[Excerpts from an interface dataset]
——

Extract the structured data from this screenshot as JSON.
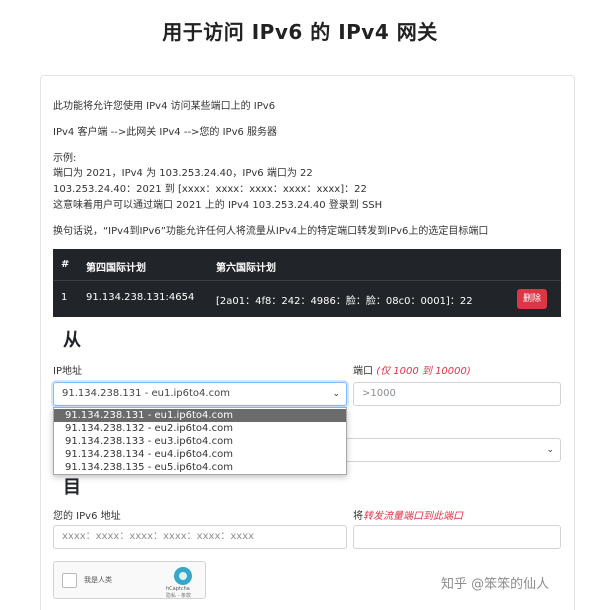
{
  "page": {
    "title": "用于访问 IPv6 的 IPv4 网关"
  },
  "intro": {
    "line1": "此功能将允许您使用 IPv4 访问某些端口上的 IPv6",
    "line2": "IPv4 客户端 -->此网关 IPv4 -->您的 IPv6 服务器",
    "example_title": "示例:",
    "example_1": "端口为 2021，IPv4 为 103.253.24.40，IPv6 端口为 22",
    "example_2": "103.253.24.40：2021 到 [xxxx：xxxx：xxxx：xxxx：xxxx]：22",
    "example_3": "这意味着用户可以通过端口 2021 上的 IPv4 103.253.24.40 登录到 SSH",
    "summary": "换句话说，“IPv4到IPv6”功能允许任何人将流量从IPv4上的特定端口转发到IPv6上的选定目标端口"
  },
  "table": {
    "headers": {
      "num": "#",
      "ipv4": "第四国际计划",
      "ipv6": "第六国际计划"
    },
    "rows": [
      {
        "num": "1",
        "ipv4": "91.134.238.131:4654",
        "ipv6": "[2a01：4f8：242：4986：脸：脸：08c0：0001]：22",
        "action": "删除"
      }
    ]
  },
  "from_section": {
    "heading": "从",
    "ip_label": "IP地址",
    "port_label": "端口",
    "port_hint": "(仅 1000 到 10000)",
    "ip_selected": "91.134.238.131 - eu1.ip6to4.com",
    "port_placeholder": ">1000"
  },
  "dropdown_options": [
    "91.134.238.131 - eu1.ip6to4.com",
    "91.134.238.132 - eu2.ip6to4.com",
    "91.134.238.133 - eu3.ip6to4.com",
    "91.134.238.134 - eu4.ip6to4.com",
    "91.134.238.135 - eu5.ip6to4.com"
  ],
  "to_section": {
    "heading": "目",
    "ipv6_label": "您的 IPv6 地址",
    "port_label_prefix": "将",
    "port_label_hint": "转发流量端口到此端口",
    "ipv6_placeholder": "xxxx：xxxx：xxxx：xxxx：xxxx：xxxx"
  },
  "captcha": {
    "label": "我是人类",
    "brand": "hCaptcha",
    "links": "隐私 - 条款"
  },
  "watermark": "知乎 @笨笨的仙人"
}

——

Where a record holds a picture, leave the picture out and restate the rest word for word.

* [ANSWER FOR THE TASK]:
Extract the structured data from this screenshot as JSON.
{
  "page": {
    "title": "用于访问 IPv6 的 IPv4 网关"
  },
  "intro": {
    "line1": "此功能将允许您使用 IPv4 访问某些端口上的 IPv6",
    "line2": "IPv4 客户端 -->此网关 IPv4 -->您的 IPv6 服务器",
    "example_title": "示例:",
    "example_1": "端口为 2021，IPv4 为 103.253.24.40，IPv6 端口为 22",
    "example_2": "103.253.24.40：2021 到 [xxxx：xxxx：xxxx：xxxx：xxxx]：22",
    "example_3": "这意味着用户可以通过端口 2021 上的 IPv4 103.253.24.40 登录到 SSH",
    "summary": "换句话说，“IPv4到IPv6”功能允许任何人将流量从IPv4上的特定端口转发到IPv6上的选定目标端口"
  },
  "table": {
    "headers": {
      "num": "#",
      "ipv4": "第四国际计划",
      "ipv6": "第六国际计划"
    },
    "rows": [
      {
        "num": "1",
        "ipv4": "91.134.238.131:4654",
        "ipv6": "[2a01：4f8：242：4986：脸：脸：08c0：0001]：22",
        "action": "删除"
      }
    ]
  },
  "from_section": {
    "heading": "从",
    "ip_label": "IP地址",
    "port_label": "端口",
    "port_hint": "(仅 1000 到 10000)",
    "ip_selected": "91.134.238.131 - eu1.ip6to4.com",
    "port_placeholder": ">1000"
  },
  "dropdown_options": [
    "91.134.238.131 - eu1.ip6to4.com",
    "91.134.238.132 - eu2.ip6to4.com",
    "91.134.238.133 - eu3.ip6to4.com",
    "91.134.238.134 - eu4.ip6to4.com",
    "91.134.238.135 - eu5.ip6to4.com"
  ],
  "to_section": {
    "heading": "目",
    "ipv6_label": "您的 IPv6 地址",
    "port_label_prefix": "将",
    "port_label_hint": "转发流量端口到此端口",
    "ipv6_placeholder": "xxxx：xxxx：xxxx：xxxx：xxxx：xxxx"
  },
  "captcha": {
    "label": "我是人类",
    "brand": "hCaptcha",
    "links": "隐私 - 条款"
  },
  "watermark": "知乎 @笨笨的仙人"
}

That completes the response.